John Major joins legal bid to stop Boris Johnson shutting down Parliament
Sir John Major has confirmed that he intends to join a court case launched to try and stop Boris Johnson shutting down Parliament.
The Prime Minister sparked a furious backlash after asking the Queen to authorise the five-week prorogation from the middle of next month.
Mr Johnson said the move was necessary so the Government's legislative plans can be set out in a Queen's Speech on 14 October.
But his opponents say it is actually intended to prevent MPs from introducing legislation to prevent the UK leaving the EU without a deal two weeks later.
Sir John vowed in July to be one of “a queue of people” willing to launch a judicial review if Mr Johnson pushed ahead with the controversial plan.
However the former PM has said that he will instead seek the court’s permission to join the existing legal action brought by pro-EU activist and businesswoman Gina Miller.
In a statement, he said: “I promised that, if the Prime Minister prorogued Parliament in order to prevent Members from opposing his Brexit plans, I would seek judicial review of his action.
“In view of he imminence of the prorogation – and to avoid duplication of effort, and taking up the Court’s time through repetition – I intend to seek the Court’s permission to intervene in the claim already initiated by Gina Miller, rather than commence separate proceedings.
“If granted permission, I intend to seek to assist the Court from the perspective of having served in Government as a Minister and Prime Minister, and also in Parliament for many years as a Member of the House of Commons.”
Sir John said he would be represented by Tory peer Lord Garnier, who served as solicitor general in the early years of the coalition government.
Ms Miller, who rose to prominence after winning a case that forced MPs to legislate before Article 50 could be invoked, accused Mr Johnson of “a brazen attempt, of truly historical magnitude, to prevent the executive being held accountable for its conduct before parliament.”
Sir John said in July: “I think the idea of proroguing Parliament is utterly and totally unacceptable from any British parliamentarian or democrat.
“In order to close down Parliament, the Prime Minister would have to go to Her Majesty the Queen and ask for her permission to prorogue.
“If her first minister asks for that permission it is almost inconceivable that the Queen will do anything other than grant it... and then she is in the midst of a constitutional controversy that no serious politician should put the Queen in the middle of.
“Now, I think this is completely and utterly against Parliamentary tradition and against the way in which our government should work.
“If that were to happen I think there would be a queue of people who would seek judicial review.
“The Queen’s decision cannot be challenged in law.

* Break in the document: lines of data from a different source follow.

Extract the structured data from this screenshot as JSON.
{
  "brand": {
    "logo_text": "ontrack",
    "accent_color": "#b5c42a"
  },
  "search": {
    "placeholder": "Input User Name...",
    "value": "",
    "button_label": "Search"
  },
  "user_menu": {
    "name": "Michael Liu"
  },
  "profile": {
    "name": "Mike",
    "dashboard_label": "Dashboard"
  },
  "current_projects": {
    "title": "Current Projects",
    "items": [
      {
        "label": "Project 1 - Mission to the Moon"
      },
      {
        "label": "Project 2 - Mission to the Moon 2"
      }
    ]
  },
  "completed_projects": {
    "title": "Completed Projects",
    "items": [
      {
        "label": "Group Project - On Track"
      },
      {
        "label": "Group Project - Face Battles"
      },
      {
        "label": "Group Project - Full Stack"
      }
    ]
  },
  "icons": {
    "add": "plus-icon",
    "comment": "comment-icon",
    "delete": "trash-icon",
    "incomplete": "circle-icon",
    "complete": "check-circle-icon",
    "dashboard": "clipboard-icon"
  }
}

But the Prime Minister’s advice to the Queen can, I believe, be challenged in law.
“And I, for one, would be prepared to go and seek judicial review to prevent Parliament being bypassed.”
However, critics have pointed out that Sir John himself prorogued Parliament earlier than necessary ahead of the 1997 general election, thereby dodging a Commons debate on the cash for questions controversy.
On Friday, Sir John was later joined by Labour deputy leader Tom Watson and Lib Dem leader Jo Swinson in announcing their collaboration with Ms Miller's challenge.